-- DATA SUPPLIED follows --

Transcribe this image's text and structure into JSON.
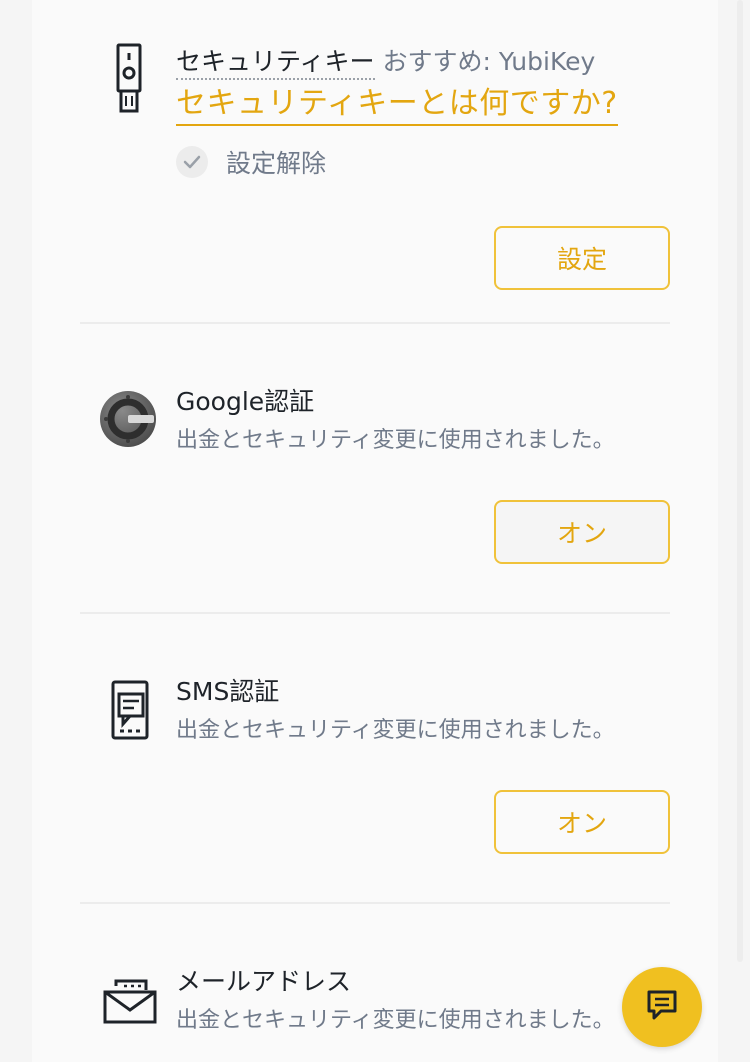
{
  "security_key": {
    "title": "セキュリティキー",
    "recommendation": "おすすめ: YubiKey",
    "help_link": "セキュリティキーとは何ですか?",
    "status_label": "設定解除",
    "button_label": "設定"
  },
  "google_auth": {
    "title": "Google認証",
    "description": "出金とセキュリティ変更に使用されました。",
    "button_label": "オン"
  },
  "sms_auth": {
    "title": "SMS認証",
    "description": "出金とセキュリティ変更に使用されました。",
    "button_label": "オン"
  },
  "email": {
    "title": "メールアドレス",
    "description": "出金とセキュリティ変更に使用されました。"
  },
  "icons": {
    "security_key": "usb-key-icon",
    "google": "google-authenticator-icon",
    "sms": "phone-message-icon",
    "email": "envelope-icon",
    "check": "check-icon",
    "chat": "chat-icon"
  },
  "colors": {
    "accent": "#f0c23a",
    "accent_text": "#e3a610",
    "text_primary": "#1e2329",
    "text_secondary": "#707a8a",
    "chat_button": "#f0c020"
  }
}
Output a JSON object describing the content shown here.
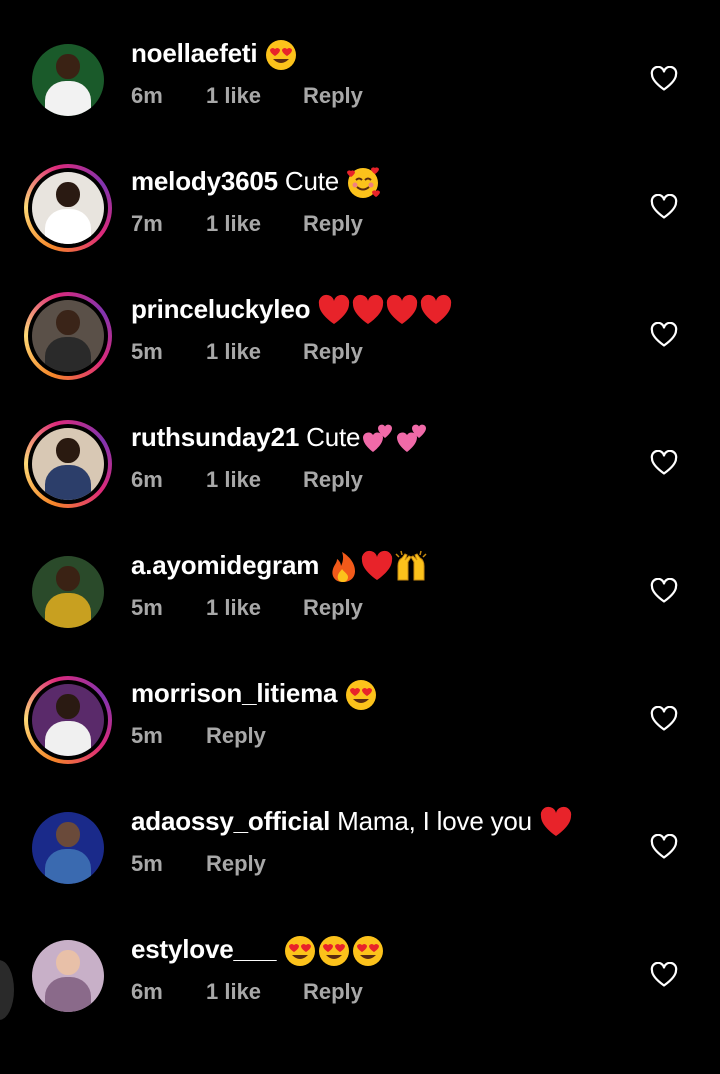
{
  "colors": {
    "background": "#000000",
    "text": "#ffffff",
    "meta": "#a8a8a8",
    "heart": "#e8232a",
    "story_ring": [
      "#f58529",
      "#feda77",
      "#dd2a7b",
      "#8134af"
    ]
  },
  "comments": [
    {
      "username": "noellaefeti",
      "text": "",
      "emojis": [
        "heart-eyes"
      ],
      "time": "6m",
      "likes": "1 like",
      "reply": "Reply",
      "has_story_ring": false,
      "avatar_colors": [
        "#1a5a2a",
        "#3a2214",
        "#f2f2f2"
      ]
    },
    {
      "username": "melody3605",
      "text": "Cute",
      "emojis": [
        "smiling-face-with-hearts"
      ],
      "time": "7m",
      "likes": "1 like",
      "reply": "Reply",
      "has_story_ring": true,
      "avatar_colors": [
        "#e8e4de",
        "#2a1a12",
        "#ffffff"
      ]
    },
    {
      "username": "princeluckyleo",
      "text": "",
      "emojis": [
        "red-heart",
        "red-heart",
        "red-heart",
        "red-heart"
      ],
      "time": "5m",
      "likes": "1 like",
      "reply": "Reply",
      "has_story_ring": true,
      "avatar_colors": [
        "#5a5048",
        "#3a2418",
        "#2a2a2a"
      ]
    },
    {
      "username": "ruthsunday21",
      "text": "Cute",
      "emojis": [
        "two-hearts",
        "two-hearts"
      ],
      "time": "6m",
      "likes": "1 like",
      "reply": "Reply",
      "has_story_ring": true,
      "avatar_colors": [
        "#d8c8b4",
        "#2a1a10",
        "#2c3e6a"
      ]
    },
    {
      "username": "a.ayomidegram",
      "text": "",
      "emojis": [
        "fire",
        "red-heart",
        "raising-hands"
      ],
      "time": "5m",
      "likes": "1 like",
      "reply": "Reply",
      "has_story_ring": false,
      "avatar_colors": [
        "#2a4a2a",
        "#3a2214",
        "#c8a020"
      ]
    },
    {
      "username": "morrison_litiema",
      "text": "",
      "emojis": [
        "heart-eyes"
      ],
      "time": "5m",
      "likes": "",
      "reply": "Reply",
      "has_story_ring": true,
      "avatar_colors": [
        "#5a2a6a",
        "#2a1a12",
        "#f0f0f0"
      ]
    },
    {
      "username": "adaossy_official",
      "text": "Mama, I love you",
      "emojis": [
        "red-heart"
      ],
      "time": "5m",
      "likes": "",
      "reply": "Reply",
      "has_story_ring": false,
      "avatar_colors": [
        "#1a2a8a",
        "#6a4a3a",
        "#3a6ab0"
      ]
    },
    {
      "username": "estylove___",
      "text": "",
      "emojis": [
        "heart-eyes",
        "heart-eyes",
        "heart-eyes"
      ],
      "time": "6m",
      "likes": "1 like",
      "reply": "Reply",
      "has_story_ring": false,
      "avatar_colors": [
        "#c8b0c8",
        "#e8c0a8",
        "#8a6a8a"
      ]
    }
  ]
}
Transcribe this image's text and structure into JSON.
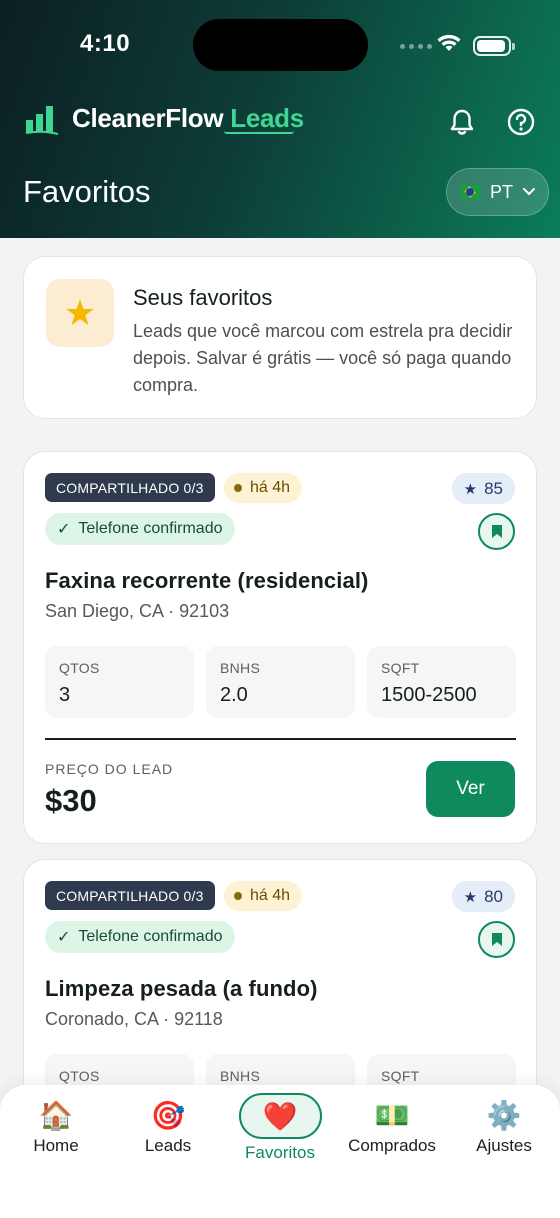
{
  "status_bar": {
    "time": "4:10"
  },
  "brand": {
    "name_main": "CleanerFlow",
    "name_accent": "Leads",
    "accent_color": "#3fd694"
  },
  "header": {
    "title": "Favoritos",
    "language": "PT"
  },
  "info_card": {
    "title": "Seus favoritos",
    "text": "Leads que você marcou com estrela pra decidir depois. Salvar é grátis — você só paga quando compra."
  },
  "leads": [
    {
      "shared": "COMPARTILHADO 0/3",
      "age": "há 4h",
      "score": "85",
      "phone": "Telefone confirmado",
      "title": "Faxina recorrente (residencial)",
      "location": "San Diego, CA · 92103",
      "stats": [
        {
          "label": "QTOS",
          "value": "3"
        },
        {
          "label": "BNHS",
          "value": "2.0"
        },
        {
          "label": "SQFT",
          "value": "1500-2500"
        }
      ],
      "price_label": "PREÇO DO LEAD",
      "price": "$30",
      "action": "Ver"
    },
    {
      "shared": "COMPARTILHADO 0/3",
      "age": "há 4h",
      "score": "80",
      "phone": "Telefone confirmado",
      "title": "Limpeza pesada (a fundo)",
      "location": "Coronado, CA · 92118",
      "stats": [
        {
          "label": "QTOS",
          "value": ""
        },
        {
          "label": "BNHS",
          "value": ""
        },
        {
          "label": "SQFT",
          "value": ""
        }
      ]
    }
  ],
  "nav": {
    "active": "Favoritos",
    "items": [
      {
        "label": "Home",
        "icon": "house-icon"
      },
      {
        "label": "Leads",
        "icon": "target-icon"
      },
      {
        "label": "Favoritos",
        "icon": "heart-icon"
      },
      {
        "label": "Comprados",
        "icon": "money-icon"
      },
      {
        "label": "Ajustes",
        "icon": "gear-icon"
      }
    ]
  },
  "colors": {
    "primary": "#0e8a5c",
    "header_dark": "#0c1f22",
    "badge_dark": "#2f3a4f"
  }
}
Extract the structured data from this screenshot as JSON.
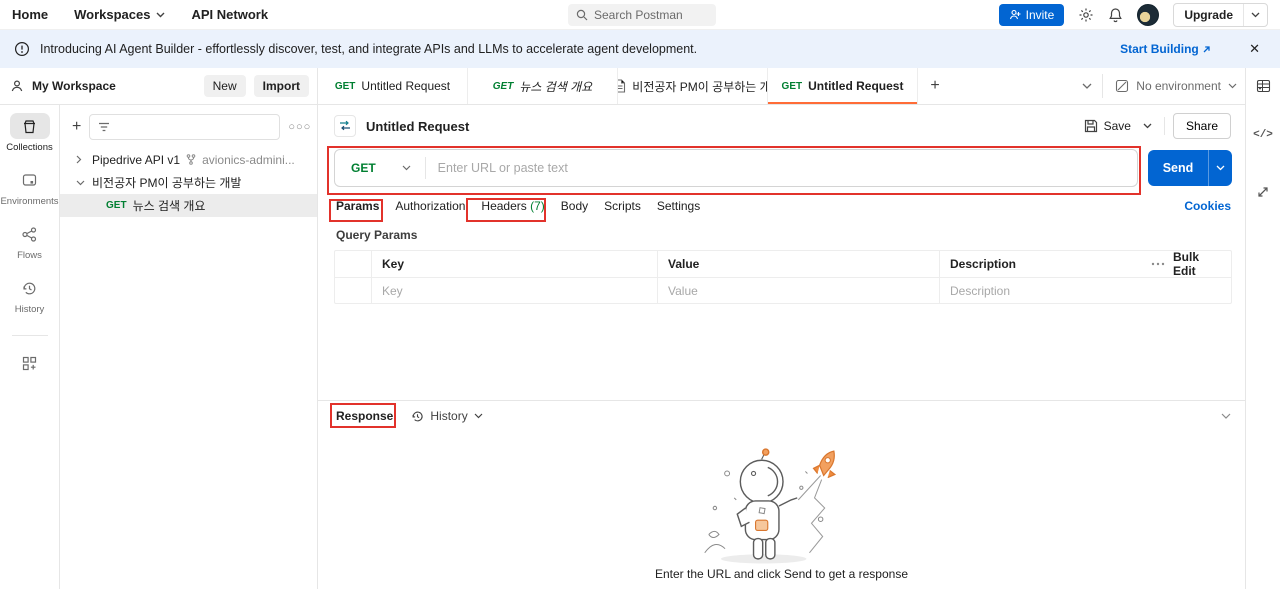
{
  "colors": {
    "accent_orange": "#FF6C37",
    "button_blue": "#0265D2",
    "method_green": "#007F31",
    "annotation_red": "#E2322B",
    "banner_bg": "#EBF2FC"
  },
  "topbar": {
    "nav": [
      {
        "label": "Home"
      },
      {
        "label": "Workspaces"
      },
      {
        "label": "API Network"
      }
    ],
    "search_placeholder": "Search Postman",
    "invite_label": "Invite",
    "upgrade_label": "Upgrade"
  },
  "banner": {
    "text": "Introducing AI Agent Builder - effortlessly discover, test, and integrate APIs and LLMs to accelerate agent development.",
    "cta_label": "Start Building",
    "close_glyph": "✕"
  },
  "sidebar": {
    "workspace_label": "My Workspace",
    "new_label": "New",
    "import_label": "Import",
    "rail": [
      {
        "label": "Collections"
      },
      {
        "label": "Environments"
      },
      {
        "label": "Flows"
      },
      {
        "label": "History"
      }
    ],
    "tree": {
      "item1": {
        "label": "Pipedrive API v1",
        "fork_label": "avionics-admini..."
      },
      "item2": {
        "label": "비전공자 PM이 공부하는 개발"
      },
      "item3": {
        "method": "GET",
        "label": "뉴스 검색 개요"
      }
    }
  },
  "tabstrip": {
    "tabs": [
      {
        "method": "GET",
        "label": "Untitled Request"
      },
      {
        "method": "GET",
        "label": "뉴스 검색 개요"
      },
      {
        "method": "",
        "label": "비전공자 PM이 공부하는 개"
      },
      {
        "method": "GET",
        "label": "Untitled Request"
      }
    ],
    "new_tab_glyph": "+",
    "environment_label": "No environment"
  },
  "request": {
    "title": "Untitled Request",
    "save_label": "Save",
    "share_label": "Share",
    "method": "GET",
    "url_placeholder": "Enter URL or paste text",
    "send_label": "Send",
    "subtabs": {
      "params": "Params",
      "authorization": "Authorization",
      "headers": "Headers",
      "headers_count": "(7)",
      "body": "Body",
      "scripts": "Scripts",
      "settings": "Settings"
    },
    "cookies_label": "Cookies",
    "query_params": {
      "title": "Query Params",
      "col_key": "Key",
      "col_value": "Value",
      "col_description": "Description",
      "bulk_edit_label": "Bulk Edit",
      "ph_key": "Key",
      "ph_value": "Value",
      "ph_description": "Description"
    }
  },
  "response": {
    "title": "Response",
    "history_label": "History",
    "empty_text": "Enter the URL and click Send to get a response"
  }
}
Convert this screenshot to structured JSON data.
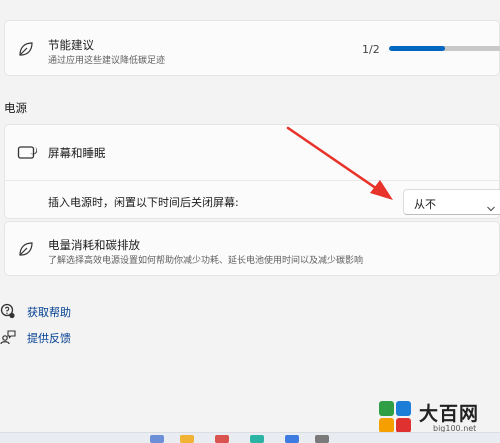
{
  "energy_recommendations": {
    "title": "节能建议",
    "subtitle": "通过应用这些建议降低碳足迹",
    "progress_text": "1/2",
    "progress_fraction": 0.5
  },
  "power_section": {
    "label": "电源",
    "screen_sleep": {
      "title": "屏幕和睡眠",
      "row_label": "插入电源时，闲置以下时间后关闭屏幕:",
      "select_value": "从不"
    },
    "power_consumption": {
      "title": "电量消耗和碳排放",
      "subtitle": "了解选择高效电源设置如何帮助你减少功耗、延长电池使用时间以及减少碳影响"
    }
  },
  "links": {
    "get_help": "获取帮助",
    "feedback": "提供反馈"
  },
  "watermark": {
    "title": "大百网",
    "url": "big100.net"
  },
  "colors": {
    "accent": "#0067c0",
    "link": "#003e92",
    "arrow": "#e8332a",
    "background": "#f3f3f3",
    "card": "#fbfbfb"
  }
}
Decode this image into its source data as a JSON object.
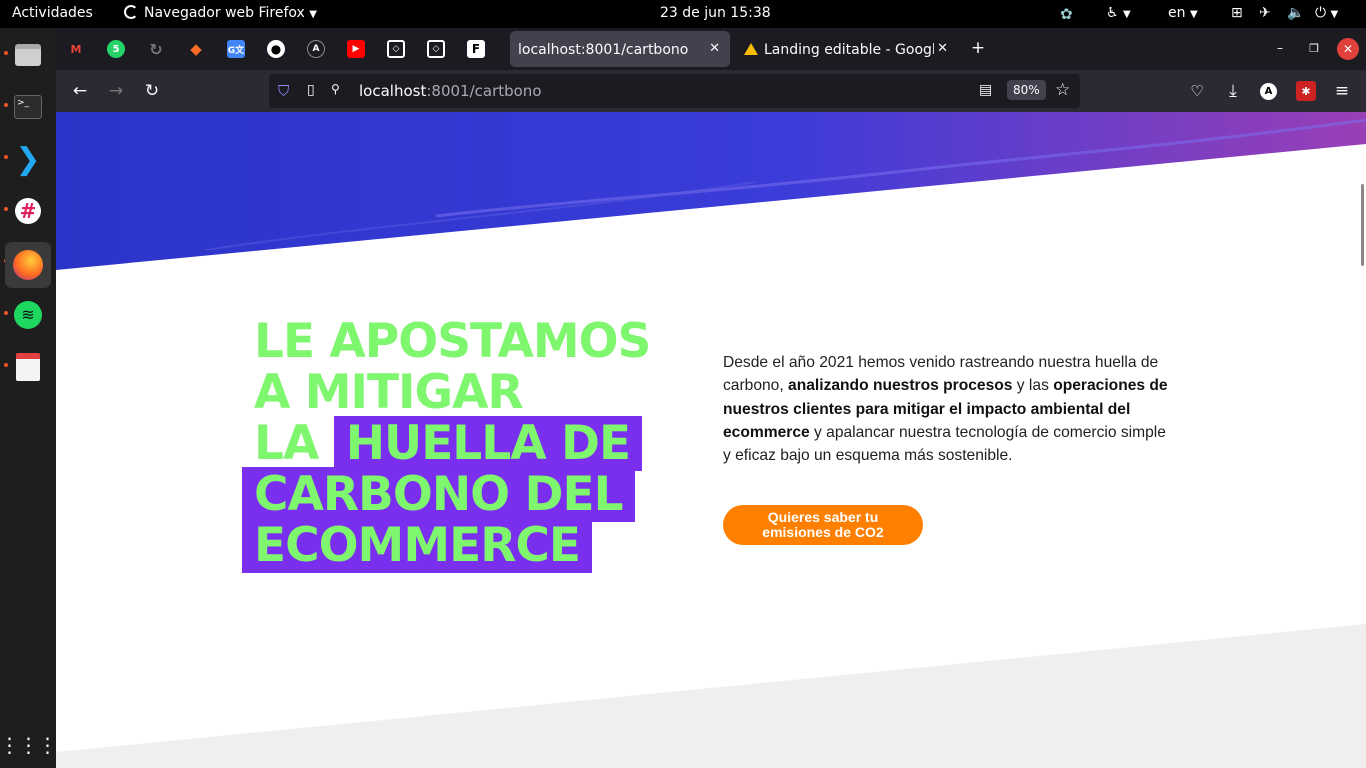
{
  "system_bar": {
    "activities": "Actividades",
    "app_name": "Navegador web Firefox",
    "datetime": "23 de jun  15:38",
    "language": "en"
  },
  "dock": {
    "items": [
      "files",
      "terminal",
      "vscode",
      "slack",
      "firefox",
      "spotify",
      "text-editor"
    ],
    "show_apps": "show-applications"
  },
  "tabs": [
    {
      "title": "localhost:8001/cartbono",
      "active": true
    },
    {
      "title": "Landing editable - Google",
      "active": false
    }
  ],
  "pinned": [
    "gmail",
    "whatsapp",
    "refresh-app",
    "gitlab",
    "google-translate",
    "github",
    "appwrite",
    "youtube",
    "codesandbox",
    "codesandbox",
    "frame"
  ],
  "whatsapp_badge": "5",
  "navigation": {
    "url_host": "localhost",
    "url_rest": ":8001/cartbono",
    "zoom": "80%"
  },
  "hero": {
    "line1": "LE APOSTAMOS",
    "line2": "A MITIGAR",
    "line3_plain": "LA",
    "line3_highlight": "HUELLA DE",
    "line4": "CARBONO DEL",
    "line5": "ECOMMERCE"
  },
  "description": {
    "p1": "Desde el año 2021 hemos venido rastreando nuestra huella de carbono, ",
    "b1": "analizando nuestros procesos",
    "p2": " y las ",
    "b2": "operaciones de nuestros clientes para mitigar el impacto ambiental del ecommerce",
    "p3": " y apalancar nuestra tecnología de comercio simple y eficaz bajo un esquema más sostenible."
  },
  "cta": {
    "line1": "Quieres saber tu",
    "line2": "emisiones de CO2"
  },
  "colors": {
    "hero_text": "#7ef66e",
    "highlight": "#7a2fee",
    "cta": "#ff7f00"
  }
}
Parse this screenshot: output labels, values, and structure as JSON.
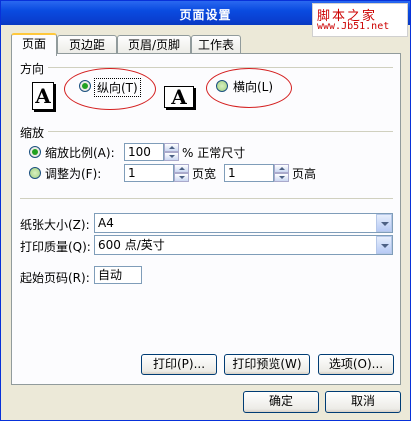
{
  "window": {
    "title": "页面设置"
  },
  "watermark": {
    "title": "脚本之家",
    "url": "www.Jb51.net"
  },
  "tabs": [
    {
      "label": "页面",
      "active": true
    },
    {
      "label": "页边距",
      "active": false
    },
    {
      "label": "页眉/页脚",
      "active": false
    },
    {
      "label": "工作表",
      "active": false
    }
  ],
  "orientation": {
    "heading": "方向",
    "portrait_label": "纵向(T)",
    "landscape_label": "横向(L)",
    "icon_glyph": "A",
    "selected": "portrait"
  },
  "scaling": {
    "heading": "缩放",
    "adjust_label": "缩放比例(A):",
    "adjust_value": "100",
    "adjust_suffix": "% 正常尺寸",
    "fit_label": "调整为(F):",
    "fit_wide_value": "1",
    "fit_wide_suffix": "页宽",
    "fit_tall_value": "1",
    "fit_tall_suffix": "页高",
    "selected": "adjust"
  },
  "paper_size": {
    "label": "纸张大小(Z):",
    "value": "A4"
  },
  "print_quality": {
    "label": "打印质量(Q):",
    "value": "600 点/英寸"
  },
  "first_page": {
    "label": "起始页码(R):",
    "value": "自动"
  },
  "buttons": {
    "print": "打印(P)...",
    "preview": "打印预览(W)",
    "options": "选项(O)...",
    "ok": "确定",
    "cancel": "取消"
  },
  "colors": {
    "title_bar": "#0a4be0",
    "annotation": "#d42020",
    "radio_selected": "#21a121"
  }
}
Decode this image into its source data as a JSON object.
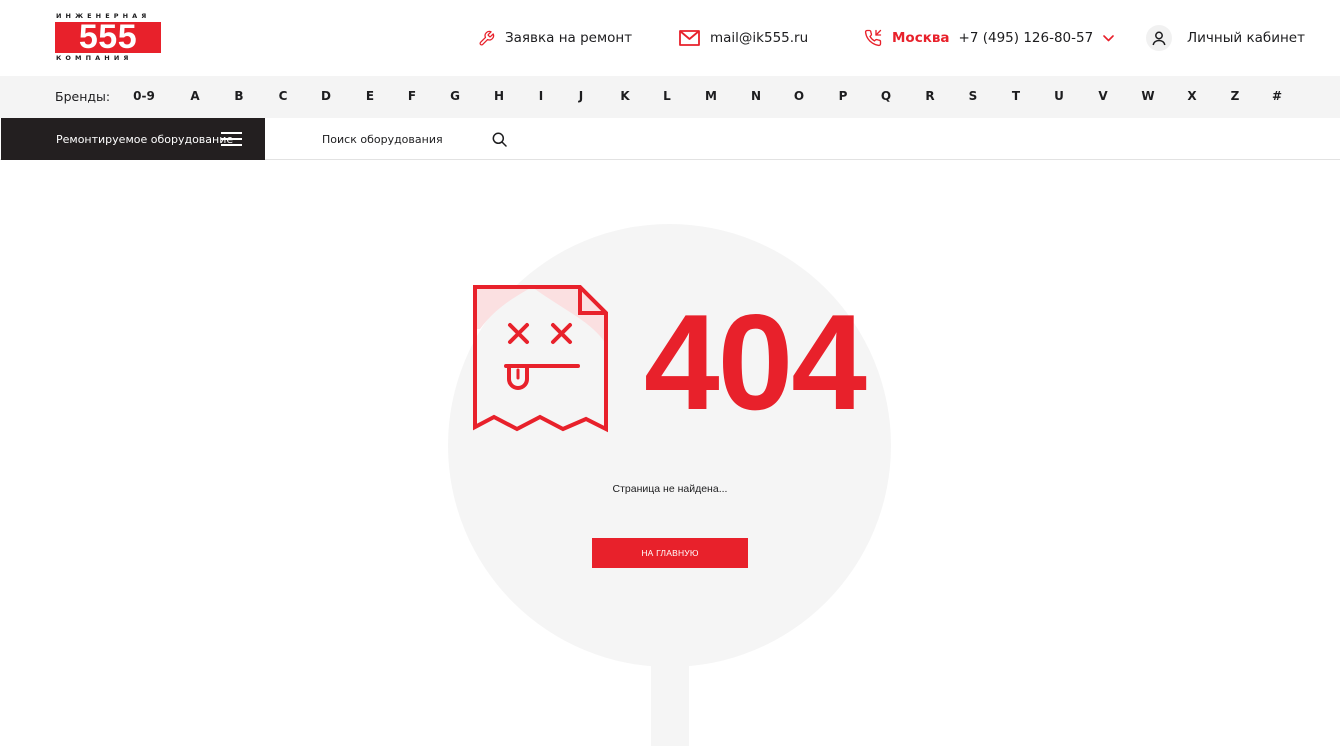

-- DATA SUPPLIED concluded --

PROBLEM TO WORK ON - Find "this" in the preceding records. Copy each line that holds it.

TASK RESULT -
Transcribe this image's text and structure into JSON.
Transcribe this image's text and structure into JSON.
Extract the structured data from this screenshot as JSON.
Convert this screenshot to structured JSON data.
Decode this image into its source data as a JSON object.
Parse this screenshot: output labels, values, and structure as JSON.
Decode this image into its source data as a JSON object.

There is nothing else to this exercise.